→ INSTRUCTIONS FOR THE TASK
Find the word "świr" in the records and copy every line where it occurs.

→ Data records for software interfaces
•••••
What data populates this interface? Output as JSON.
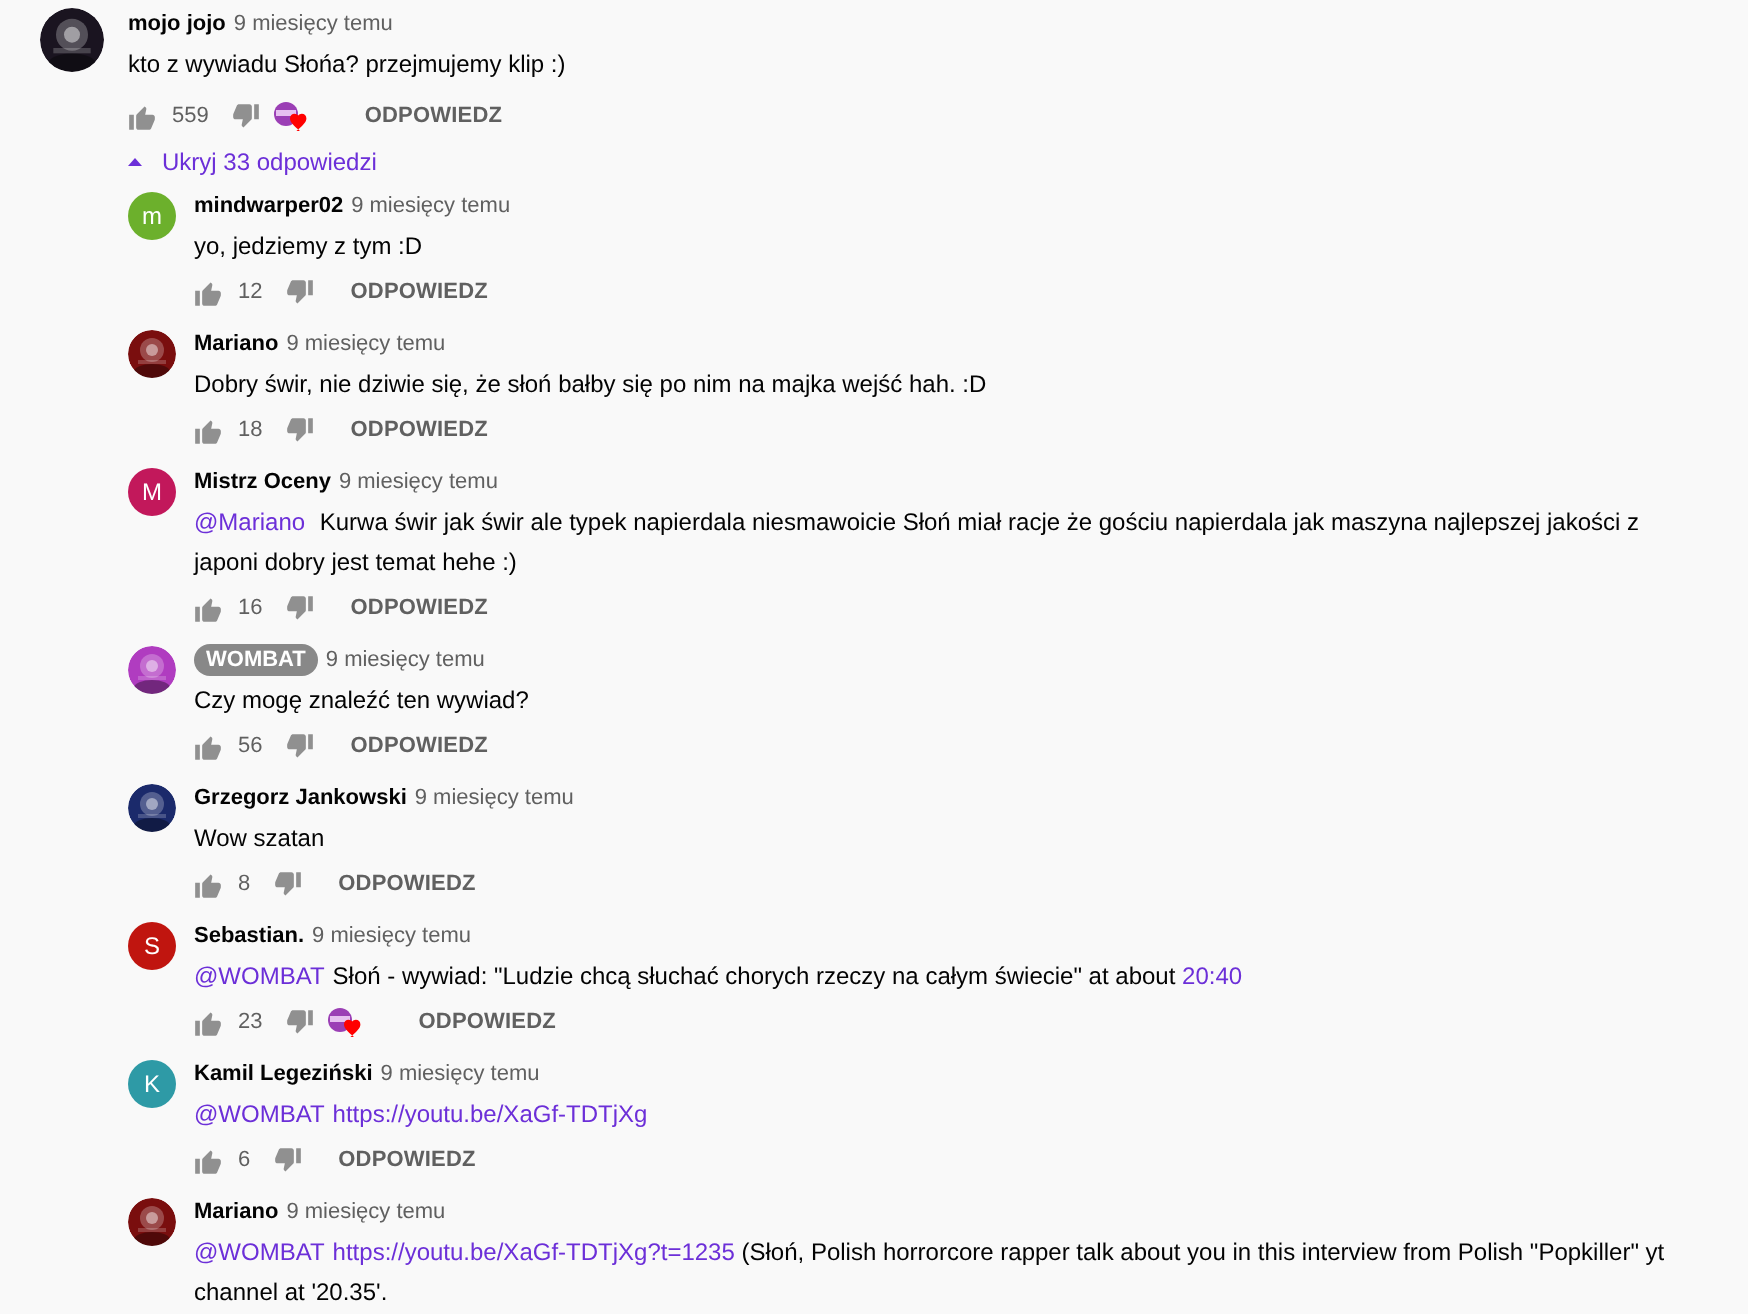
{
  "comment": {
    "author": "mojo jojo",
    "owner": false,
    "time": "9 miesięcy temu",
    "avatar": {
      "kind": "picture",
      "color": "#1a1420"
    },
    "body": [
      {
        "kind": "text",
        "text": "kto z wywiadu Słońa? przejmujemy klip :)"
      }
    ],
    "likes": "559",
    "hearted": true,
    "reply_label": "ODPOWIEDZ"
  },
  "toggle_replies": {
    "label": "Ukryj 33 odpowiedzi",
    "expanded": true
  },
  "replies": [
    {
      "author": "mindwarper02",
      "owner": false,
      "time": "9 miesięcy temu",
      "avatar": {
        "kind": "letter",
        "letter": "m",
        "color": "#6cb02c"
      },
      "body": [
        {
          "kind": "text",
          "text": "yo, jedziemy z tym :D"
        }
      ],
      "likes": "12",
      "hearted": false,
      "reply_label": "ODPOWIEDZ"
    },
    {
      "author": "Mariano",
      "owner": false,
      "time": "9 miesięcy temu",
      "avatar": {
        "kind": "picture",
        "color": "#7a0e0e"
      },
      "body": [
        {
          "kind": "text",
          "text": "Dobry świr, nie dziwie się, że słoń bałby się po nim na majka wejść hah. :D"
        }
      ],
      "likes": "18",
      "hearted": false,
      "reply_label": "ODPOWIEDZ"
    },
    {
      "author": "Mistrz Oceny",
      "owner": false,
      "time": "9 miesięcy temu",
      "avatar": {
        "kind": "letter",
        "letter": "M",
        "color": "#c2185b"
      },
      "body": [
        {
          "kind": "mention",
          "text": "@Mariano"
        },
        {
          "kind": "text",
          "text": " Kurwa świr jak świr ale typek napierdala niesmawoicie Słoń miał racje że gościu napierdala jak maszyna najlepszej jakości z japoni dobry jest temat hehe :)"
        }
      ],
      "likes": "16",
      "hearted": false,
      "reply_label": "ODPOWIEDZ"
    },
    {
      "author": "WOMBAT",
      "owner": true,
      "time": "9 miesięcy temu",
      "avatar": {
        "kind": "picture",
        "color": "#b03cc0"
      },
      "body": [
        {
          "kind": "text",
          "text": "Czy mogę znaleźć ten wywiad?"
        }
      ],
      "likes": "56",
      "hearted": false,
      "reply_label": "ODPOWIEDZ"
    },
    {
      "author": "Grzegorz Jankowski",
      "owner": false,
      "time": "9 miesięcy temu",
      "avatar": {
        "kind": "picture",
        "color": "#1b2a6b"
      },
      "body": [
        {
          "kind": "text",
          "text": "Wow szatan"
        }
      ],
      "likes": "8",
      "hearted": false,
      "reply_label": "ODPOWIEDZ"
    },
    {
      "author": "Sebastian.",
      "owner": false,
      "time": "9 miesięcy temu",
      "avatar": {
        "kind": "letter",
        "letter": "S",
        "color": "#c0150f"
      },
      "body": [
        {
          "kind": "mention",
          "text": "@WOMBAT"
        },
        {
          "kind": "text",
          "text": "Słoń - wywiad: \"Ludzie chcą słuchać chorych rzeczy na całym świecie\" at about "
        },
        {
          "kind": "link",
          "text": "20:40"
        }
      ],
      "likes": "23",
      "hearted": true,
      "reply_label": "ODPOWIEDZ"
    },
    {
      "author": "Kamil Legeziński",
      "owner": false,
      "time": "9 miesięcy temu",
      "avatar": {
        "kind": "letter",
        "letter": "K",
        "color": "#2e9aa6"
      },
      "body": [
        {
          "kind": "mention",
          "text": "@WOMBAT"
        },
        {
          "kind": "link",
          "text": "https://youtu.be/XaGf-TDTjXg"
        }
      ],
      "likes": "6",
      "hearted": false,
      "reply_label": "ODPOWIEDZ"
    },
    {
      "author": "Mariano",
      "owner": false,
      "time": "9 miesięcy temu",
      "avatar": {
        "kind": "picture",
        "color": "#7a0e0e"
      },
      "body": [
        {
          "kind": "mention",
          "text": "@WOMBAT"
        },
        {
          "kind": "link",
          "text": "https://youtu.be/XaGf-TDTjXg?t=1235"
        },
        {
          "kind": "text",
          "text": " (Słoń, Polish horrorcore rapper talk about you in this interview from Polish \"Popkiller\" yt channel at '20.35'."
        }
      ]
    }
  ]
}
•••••
→ EXERCISE ANSWER
          "text": "Dobry świr, nie dziwie się, że słoń bałby się po nim na majka wejść hah. :D"
          "text": " Kurwa świr jak świr ale typek napierdala niesmawoicie Słoń miał racje że gościu napierdala jak maszyna najlepszej jakości z japoni dobry jest temat hehe :)"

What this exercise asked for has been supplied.